== Segment start ==

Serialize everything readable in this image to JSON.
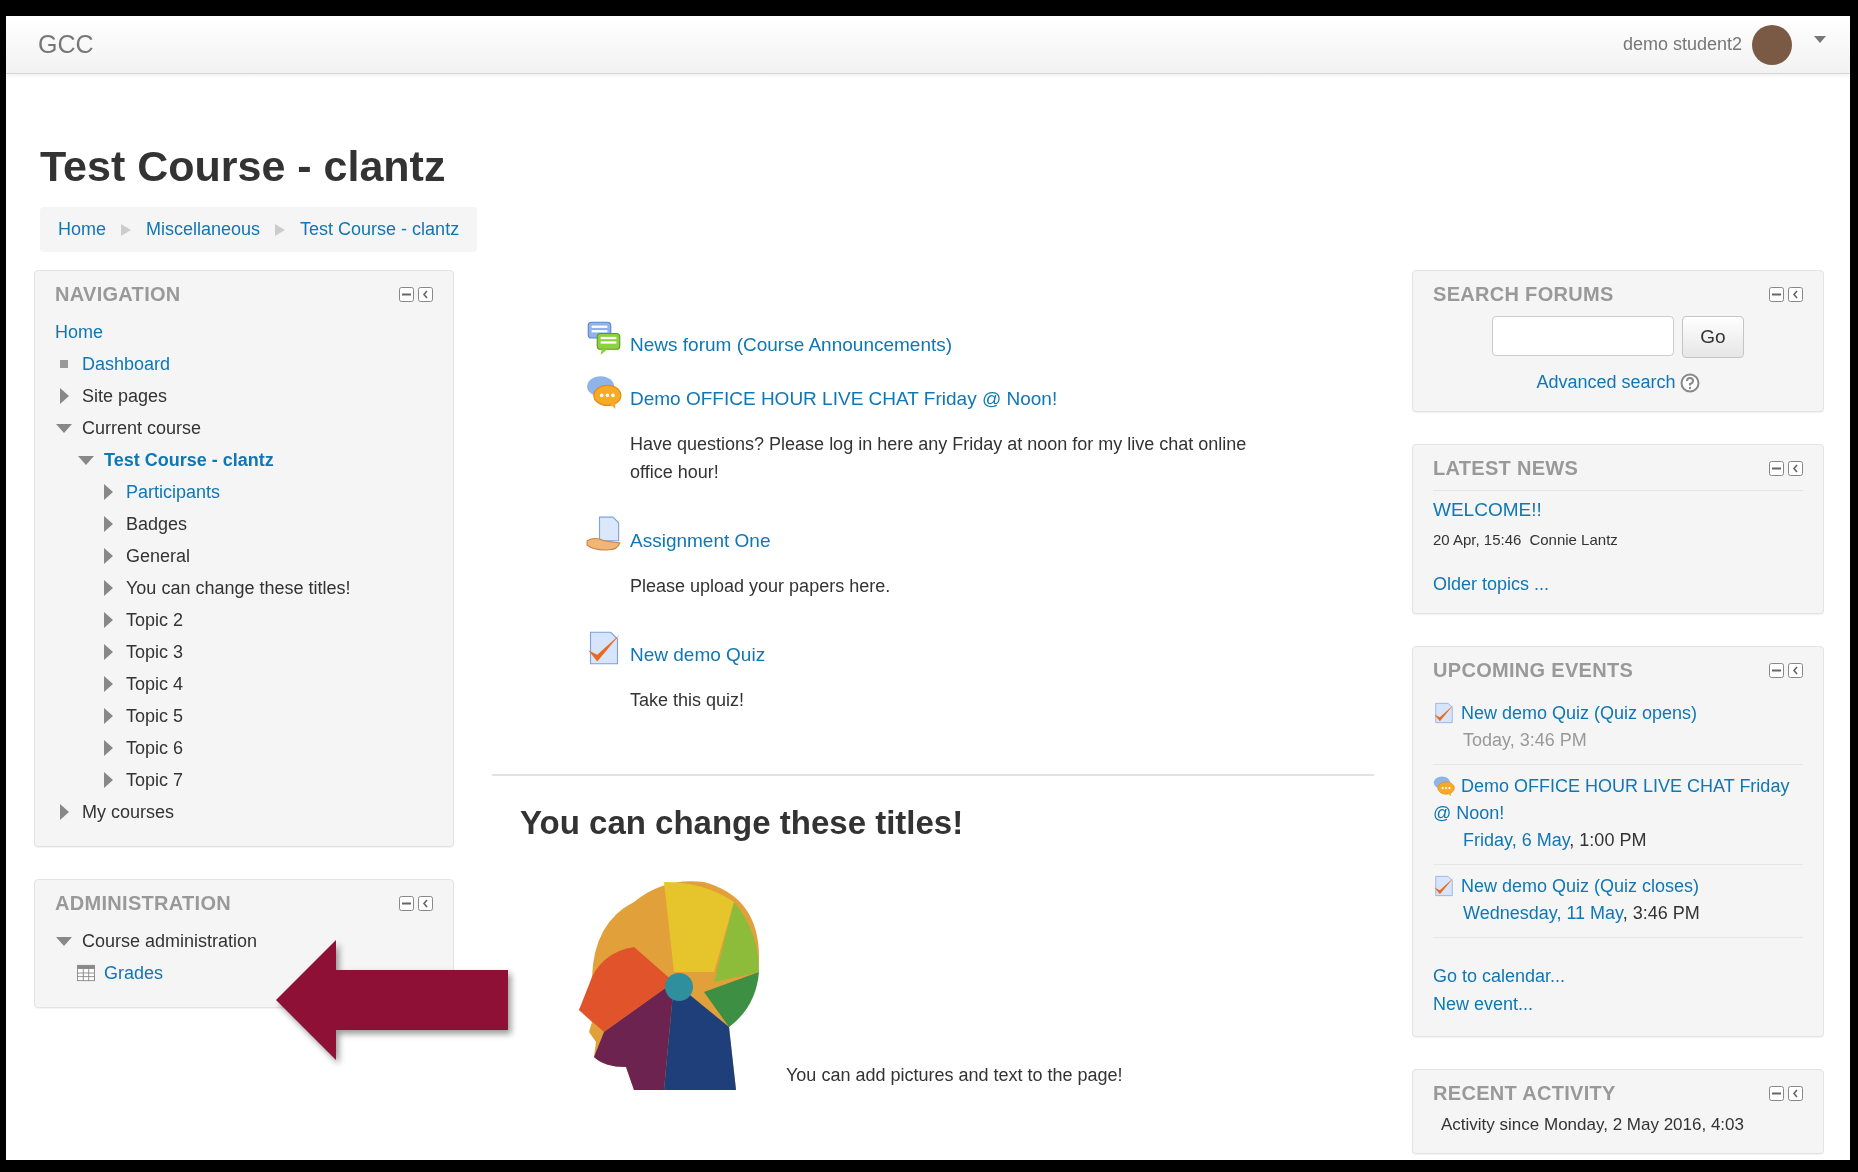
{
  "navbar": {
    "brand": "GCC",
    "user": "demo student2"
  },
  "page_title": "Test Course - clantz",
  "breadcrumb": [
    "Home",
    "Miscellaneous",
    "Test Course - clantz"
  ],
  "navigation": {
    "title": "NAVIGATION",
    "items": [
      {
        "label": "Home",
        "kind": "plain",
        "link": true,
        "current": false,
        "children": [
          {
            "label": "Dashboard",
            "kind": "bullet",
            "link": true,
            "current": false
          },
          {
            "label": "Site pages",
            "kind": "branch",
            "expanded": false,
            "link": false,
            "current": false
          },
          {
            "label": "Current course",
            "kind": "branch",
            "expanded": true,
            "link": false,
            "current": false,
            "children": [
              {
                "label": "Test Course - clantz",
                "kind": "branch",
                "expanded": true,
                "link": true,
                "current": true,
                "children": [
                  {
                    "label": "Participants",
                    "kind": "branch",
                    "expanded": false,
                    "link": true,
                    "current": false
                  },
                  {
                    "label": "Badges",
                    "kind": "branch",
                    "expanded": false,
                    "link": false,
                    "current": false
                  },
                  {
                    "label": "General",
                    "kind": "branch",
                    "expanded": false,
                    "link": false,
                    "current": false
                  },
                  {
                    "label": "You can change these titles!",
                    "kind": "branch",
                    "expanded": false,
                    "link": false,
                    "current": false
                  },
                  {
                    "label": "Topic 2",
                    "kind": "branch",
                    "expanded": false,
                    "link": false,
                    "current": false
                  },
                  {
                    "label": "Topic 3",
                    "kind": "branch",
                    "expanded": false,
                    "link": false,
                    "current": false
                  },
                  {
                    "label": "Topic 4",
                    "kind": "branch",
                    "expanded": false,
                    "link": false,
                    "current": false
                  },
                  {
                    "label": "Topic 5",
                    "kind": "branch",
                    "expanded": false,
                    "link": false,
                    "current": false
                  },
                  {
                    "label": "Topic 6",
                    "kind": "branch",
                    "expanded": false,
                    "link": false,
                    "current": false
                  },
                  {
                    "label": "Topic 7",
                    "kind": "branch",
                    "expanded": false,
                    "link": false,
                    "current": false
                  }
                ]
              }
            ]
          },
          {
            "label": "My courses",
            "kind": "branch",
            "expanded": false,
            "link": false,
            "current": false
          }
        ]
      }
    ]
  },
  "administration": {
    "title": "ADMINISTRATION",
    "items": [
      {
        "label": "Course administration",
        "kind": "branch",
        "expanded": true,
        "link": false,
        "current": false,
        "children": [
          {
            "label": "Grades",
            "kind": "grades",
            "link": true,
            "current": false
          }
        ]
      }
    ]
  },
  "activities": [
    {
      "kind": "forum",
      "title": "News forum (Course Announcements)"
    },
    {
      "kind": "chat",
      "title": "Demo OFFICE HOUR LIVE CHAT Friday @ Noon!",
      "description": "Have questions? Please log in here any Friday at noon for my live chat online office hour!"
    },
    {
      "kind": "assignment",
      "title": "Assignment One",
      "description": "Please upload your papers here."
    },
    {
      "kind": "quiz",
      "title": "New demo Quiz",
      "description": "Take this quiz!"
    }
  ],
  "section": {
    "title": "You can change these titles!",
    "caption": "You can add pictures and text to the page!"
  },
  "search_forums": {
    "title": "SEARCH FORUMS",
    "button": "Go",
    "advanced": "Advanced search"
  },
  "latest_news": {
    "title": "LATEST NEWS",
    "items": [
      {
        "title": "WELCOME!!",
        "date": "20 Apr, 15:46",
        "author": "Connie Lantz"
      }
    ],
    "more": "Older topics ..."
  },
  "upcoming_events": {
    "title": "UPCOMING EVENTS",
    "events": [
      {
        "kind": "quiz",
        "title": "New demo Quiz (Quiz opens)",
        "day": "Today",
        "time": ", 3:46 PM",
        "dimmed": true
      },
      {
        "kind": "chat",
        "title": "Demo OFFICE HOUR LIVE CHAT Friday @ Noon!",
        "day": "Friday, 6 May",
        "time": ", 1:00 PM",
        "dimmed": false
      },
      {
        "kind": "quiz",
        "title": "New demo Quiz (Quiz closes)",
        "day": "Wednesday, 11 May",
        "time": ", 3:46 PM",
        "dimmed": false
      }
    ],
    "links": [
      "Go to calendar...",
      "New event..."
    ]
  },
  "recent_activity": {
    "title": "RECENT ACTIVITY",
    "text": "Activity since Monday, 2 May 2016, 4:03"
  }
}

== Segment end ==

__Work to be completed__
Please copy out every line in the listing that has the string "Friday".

__Solution to this problem__
      "title": "Demo OFFICE HOUR LIVE CHAT Friday @ Noon!",
      "description": "Have questions? Please log in here any Friday at noon for my live chat online office hour!"
        "title": "Demo OFFICE HOUR LIVE CHAT Friday @ Noon!",
        "day": "Friday, 6 May",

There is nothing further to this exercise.